I glance back at Karla one last time. She is still. Beautiful in death. A shame. I could reanimate her skeleton, but that would make her a puppet to do my bidding. I will not do that. I respect her too much. There is only one thing I can get her. More than love, bone lasts forever if you know how to use it.
I throw a handful of my flakes in the water and steer them toward the giant rib. They carve away. I pull other bones from the open wounds of dead sailors and link them into a long chain. Then, I attach the chain to the rib.
A buoy, a landmark, a monument. It will withstand ice and cold and wind and hail. It will withstand time and etch the memory of a could-have-been into the story of the world.
Here lies the corpse of Karla, the one who saved Blite.

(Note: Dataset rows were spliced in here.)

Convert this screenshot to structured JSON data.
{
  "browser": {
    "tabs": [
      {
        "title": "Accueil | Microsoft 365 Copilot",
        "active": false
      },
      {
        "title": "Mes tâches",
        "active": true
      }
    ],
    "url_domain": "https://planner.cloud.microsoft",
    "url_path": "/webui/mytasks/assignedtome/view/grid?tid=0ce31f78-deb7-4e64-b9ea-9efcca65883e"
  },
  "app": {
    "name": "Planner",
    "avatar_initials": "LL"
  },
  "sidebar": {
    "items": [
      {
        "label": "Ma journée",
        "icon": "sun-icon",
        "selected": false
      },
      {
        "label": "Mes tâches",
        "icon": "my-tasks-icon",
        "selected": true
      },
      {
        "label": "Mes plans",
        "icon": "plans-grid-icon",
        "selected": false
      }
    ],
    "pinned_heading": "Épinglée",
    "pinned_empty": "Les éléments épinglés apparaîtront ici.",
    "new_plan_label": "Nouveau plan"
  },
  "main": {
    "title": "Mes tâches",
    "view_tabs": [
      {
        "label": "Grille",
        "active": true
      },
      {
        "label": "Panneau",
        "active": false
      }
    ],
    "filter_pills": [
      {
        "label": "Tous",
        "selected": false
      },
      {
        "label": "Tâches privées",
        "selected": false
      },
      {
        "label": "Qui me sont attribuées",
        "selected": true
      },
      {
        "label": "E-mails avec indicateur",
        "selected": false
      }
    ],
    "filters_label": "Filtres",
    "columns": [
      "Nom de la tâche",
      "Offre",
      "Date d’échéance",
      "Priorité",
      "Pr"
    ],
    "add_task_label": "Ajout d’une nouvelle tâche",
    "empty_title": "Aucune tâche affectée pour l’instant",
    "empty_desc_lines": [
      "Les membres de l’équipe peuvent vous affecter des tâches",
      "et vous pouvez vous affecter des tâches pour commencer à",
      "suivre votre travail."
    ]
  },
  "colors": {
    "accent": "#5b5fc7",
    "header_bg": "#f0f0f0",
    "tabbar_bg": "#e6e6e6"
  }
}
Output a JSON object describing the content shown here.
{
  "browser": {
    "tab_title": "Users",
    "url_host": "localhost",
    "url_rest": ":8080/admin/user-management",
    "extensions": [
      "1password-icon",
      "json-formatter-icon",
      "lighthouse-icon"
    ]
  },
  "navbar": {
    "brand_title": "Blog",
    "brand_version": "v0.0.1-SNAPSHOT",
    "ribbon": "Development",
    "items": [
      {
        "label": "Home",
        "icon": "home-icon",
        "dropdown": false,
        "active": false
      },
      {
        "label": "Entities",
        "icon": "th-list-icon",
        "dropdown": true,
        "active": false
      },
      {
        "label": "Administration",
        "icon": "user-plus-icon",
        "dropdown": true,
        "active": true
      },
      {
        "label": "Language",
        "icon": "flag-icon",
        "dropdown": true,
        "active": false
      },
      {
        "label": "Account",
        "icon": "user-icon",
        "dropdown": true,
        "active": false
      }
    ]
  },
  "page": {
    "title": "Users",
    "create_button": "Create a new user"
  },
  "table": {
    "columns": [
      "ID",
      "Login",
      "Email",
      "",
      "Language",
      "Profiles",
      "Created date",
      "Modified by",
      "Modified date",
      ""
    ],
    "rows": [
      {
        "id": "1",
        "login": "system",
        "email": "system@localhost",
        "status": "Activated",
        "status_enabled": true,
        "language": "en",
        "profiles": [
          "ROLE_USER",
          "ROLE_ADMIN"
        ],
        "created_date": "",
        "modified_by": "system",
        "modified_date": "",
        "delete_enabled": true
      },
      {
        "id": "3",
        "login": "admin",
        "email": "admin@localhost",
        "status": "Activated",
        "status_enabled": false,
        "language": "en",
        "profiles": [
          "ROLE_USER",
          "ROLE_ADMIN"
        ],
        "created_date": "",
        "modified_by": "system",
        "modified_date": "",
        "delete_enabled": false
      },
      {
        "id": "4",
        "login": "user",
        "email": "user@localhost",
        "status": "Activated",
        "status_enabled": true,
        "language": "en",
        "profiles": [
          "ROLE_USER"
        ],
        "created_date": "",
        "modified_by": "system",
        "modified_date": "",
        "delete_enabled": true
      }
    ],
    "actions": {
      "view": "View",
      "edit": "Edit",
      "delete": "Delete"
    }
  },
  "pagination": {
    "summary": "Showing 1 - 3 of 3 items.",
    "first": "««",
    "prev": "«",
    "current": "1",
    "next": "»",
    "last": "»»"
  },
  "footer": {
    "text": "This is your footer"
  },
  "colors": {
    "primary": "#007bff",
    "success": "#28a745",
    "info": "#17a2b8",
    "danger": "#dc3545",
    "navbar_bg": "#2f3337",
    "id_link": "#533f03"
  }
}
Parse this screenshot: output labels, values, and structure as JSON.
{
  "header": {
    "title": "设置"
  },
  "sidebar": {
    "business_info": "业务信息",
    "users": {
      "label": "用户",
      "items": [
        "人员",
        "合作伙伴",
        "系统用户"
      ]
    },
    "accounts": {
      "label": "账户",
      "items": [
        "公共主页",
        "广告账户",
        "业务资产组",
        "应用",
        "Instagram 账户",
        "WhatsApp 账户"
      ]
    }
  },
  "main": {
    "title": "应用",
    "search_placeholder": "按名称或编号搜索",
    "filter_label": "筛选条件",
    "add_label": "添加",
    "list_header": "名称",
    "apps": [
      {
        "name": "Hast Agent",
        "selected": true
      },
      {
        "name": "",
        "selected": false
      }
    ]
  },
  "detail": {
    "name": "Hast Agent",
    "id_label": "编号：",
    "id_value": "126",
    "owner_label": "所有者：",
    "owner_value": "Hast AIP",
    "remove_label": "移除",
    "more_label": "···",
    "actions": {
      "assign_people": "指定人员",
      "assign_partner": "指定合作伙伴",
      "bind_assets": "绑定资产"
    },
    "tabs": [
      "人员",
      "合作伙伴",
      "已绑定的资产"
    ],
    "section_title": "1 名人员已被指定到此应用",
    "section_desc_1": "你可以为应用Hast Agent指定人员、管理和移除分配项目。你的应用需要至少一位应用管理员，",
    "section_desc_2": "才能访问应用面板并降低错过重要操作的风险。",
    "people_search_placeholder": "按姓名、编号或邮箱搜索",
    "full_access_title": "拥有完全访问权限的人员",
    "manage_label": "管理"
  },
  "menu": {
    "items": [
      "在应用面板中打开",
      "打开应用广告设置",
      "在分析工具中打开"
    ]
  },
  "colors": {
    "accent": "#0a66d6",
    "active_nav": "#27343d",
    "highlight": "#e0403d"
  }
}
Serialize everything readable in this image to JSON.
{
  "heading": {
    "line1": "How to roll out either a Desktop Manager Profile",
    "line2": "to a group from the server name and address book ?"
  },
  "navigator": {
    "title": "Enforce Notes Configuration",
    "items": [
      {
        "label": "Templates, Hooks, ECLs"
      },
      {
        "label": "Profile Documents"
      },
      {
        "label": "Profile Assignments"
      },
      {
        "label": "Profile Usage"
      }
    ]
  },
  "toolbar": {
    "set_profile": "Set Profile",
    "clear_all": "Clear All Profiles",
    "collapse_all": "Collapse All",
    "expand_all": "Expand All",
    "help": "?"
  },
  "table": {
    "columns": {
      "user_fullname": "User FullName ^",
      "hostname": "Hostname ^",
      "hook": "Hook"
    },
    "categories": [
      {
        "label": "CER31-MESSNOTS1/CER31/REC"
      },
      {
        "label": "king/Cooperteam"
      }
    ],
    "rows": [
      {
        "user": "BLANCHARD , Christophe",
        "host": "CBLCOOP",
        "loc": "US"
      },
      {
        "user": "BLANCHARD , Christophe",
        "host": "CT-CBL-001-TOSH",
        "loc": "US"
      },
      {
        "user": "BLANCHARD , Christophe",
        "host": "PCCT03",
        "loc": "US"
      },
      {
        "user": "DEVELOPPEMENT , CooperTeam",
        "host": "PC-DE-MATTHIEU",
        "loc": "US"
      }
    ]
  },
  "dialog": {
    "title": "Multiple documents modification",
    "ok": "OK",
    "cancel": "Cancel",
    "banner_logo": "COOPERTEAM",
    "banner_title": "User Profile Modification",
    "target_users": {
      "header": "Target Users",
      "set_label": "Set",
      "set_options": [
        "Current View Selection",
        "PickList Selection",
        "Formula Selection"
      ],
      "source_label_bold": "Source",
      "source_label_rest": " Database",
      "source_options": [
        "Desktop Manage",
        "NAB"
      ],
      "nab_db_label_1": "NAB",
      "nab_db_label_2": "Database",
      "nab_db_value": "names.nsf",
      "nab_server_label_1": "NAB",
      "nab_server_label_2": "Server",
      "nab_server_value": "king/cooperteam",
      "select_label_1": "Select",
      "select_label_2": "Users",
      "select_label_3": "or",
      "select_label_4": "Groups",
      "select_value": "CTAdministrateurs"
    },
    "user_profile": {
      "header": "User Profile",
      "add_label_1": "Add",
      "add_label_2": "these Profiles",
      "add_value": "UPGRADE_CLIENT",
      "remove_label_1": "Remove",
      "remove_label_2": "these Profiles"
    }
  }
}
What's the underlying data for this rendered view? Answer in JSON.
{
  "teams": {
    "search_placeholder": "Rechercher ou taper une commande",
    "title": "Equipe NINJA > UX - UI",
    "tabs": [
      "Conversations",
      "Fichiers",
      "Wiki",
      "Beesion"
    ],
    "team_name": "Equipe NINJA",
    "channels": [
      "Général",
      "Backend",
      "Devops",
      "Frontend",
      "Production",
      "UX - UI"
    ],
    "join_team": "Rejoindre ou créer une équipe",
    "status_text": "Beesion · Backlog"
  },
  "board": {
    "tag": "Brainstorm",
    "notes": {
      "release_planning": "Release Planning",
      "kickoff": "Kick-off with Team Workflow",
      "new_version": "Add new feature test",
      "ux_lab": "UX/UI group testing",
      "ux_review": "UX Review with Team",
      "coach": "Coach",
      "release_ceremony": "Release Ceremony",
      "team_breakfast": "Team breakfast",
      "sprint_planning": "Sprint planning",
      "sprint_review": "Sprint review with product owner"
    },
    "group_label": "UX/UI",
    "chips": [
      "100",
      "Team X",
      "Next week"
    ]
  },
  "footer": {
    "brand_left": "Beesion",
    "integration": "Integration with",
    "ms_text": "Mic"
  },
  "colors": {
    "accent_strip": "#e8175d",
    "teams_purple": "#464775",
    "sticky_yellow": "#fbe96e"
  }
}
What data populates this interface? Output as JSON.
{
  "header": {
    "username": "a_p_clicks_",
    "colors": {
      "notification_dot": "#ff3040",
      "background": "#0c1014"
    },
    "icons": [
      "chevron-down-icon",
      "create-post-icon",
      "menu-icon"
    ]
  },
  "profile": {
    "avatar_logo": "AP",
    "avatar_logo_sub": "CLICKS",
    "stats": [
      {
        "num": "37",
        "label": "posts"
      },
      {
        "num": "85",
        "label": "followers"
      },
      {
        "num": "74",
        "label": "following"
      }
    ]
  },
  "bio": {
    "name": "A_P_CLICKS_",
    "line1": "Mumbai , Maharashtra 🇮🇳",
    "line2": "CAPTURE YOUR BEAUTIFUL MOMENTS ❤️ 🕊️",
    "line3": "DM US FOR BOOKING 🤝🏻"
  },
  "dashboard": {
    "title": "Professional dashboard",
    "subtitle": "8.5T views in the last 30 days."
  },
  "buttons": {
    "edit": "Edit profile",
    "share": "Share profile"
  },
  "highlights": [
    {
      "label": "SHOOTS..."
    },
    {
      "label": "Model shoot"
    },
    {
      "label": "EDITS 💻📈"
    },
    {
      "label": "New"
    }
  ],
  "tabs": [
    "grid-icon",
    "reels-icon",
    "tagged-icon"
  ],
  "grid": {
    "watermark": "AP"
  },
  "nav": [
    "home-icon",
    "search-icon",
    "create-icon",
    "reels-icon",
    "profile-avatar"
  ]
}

I shrug off the final dregs of sadness and embrace the new me. All the bones I didn’t use for Karla’s monument hurtle at me. The pain and exhaustion fall away like the dried remnants of a chrysalis. This is more than mere control; this is symbiosis. I am the bone and the bone is me.
Without shivering, I lower myself into the water and swim to the heart of the ribcage. There, I encapsulate myself into an ossified sarcophagus. Air, blood, skin, it all becomes insignificant. I build cartilage tendons and intricate joint articulations. I flatten some bones and thicken others. I turn the ship, the construct, the body into a giant rendition of a prehistoric armored placoderm.
The universe hiccups. Perception twists, shifts, changes. All my senses implode, only to expand beyond anything I could have ever imagined.
Someone walks on my large bone-plated back, accompanied by the tapping of a cane. Every summoning is a deal with the bone baron.
Gunnar De Winter is a biologist/philosopher hybrid whose stories have found their way to Future SF Digest, Daily Science Fiction, and Abyss & Apex. He wanders the Twitterverse as @evolveon. Come say hi, he rarely bites.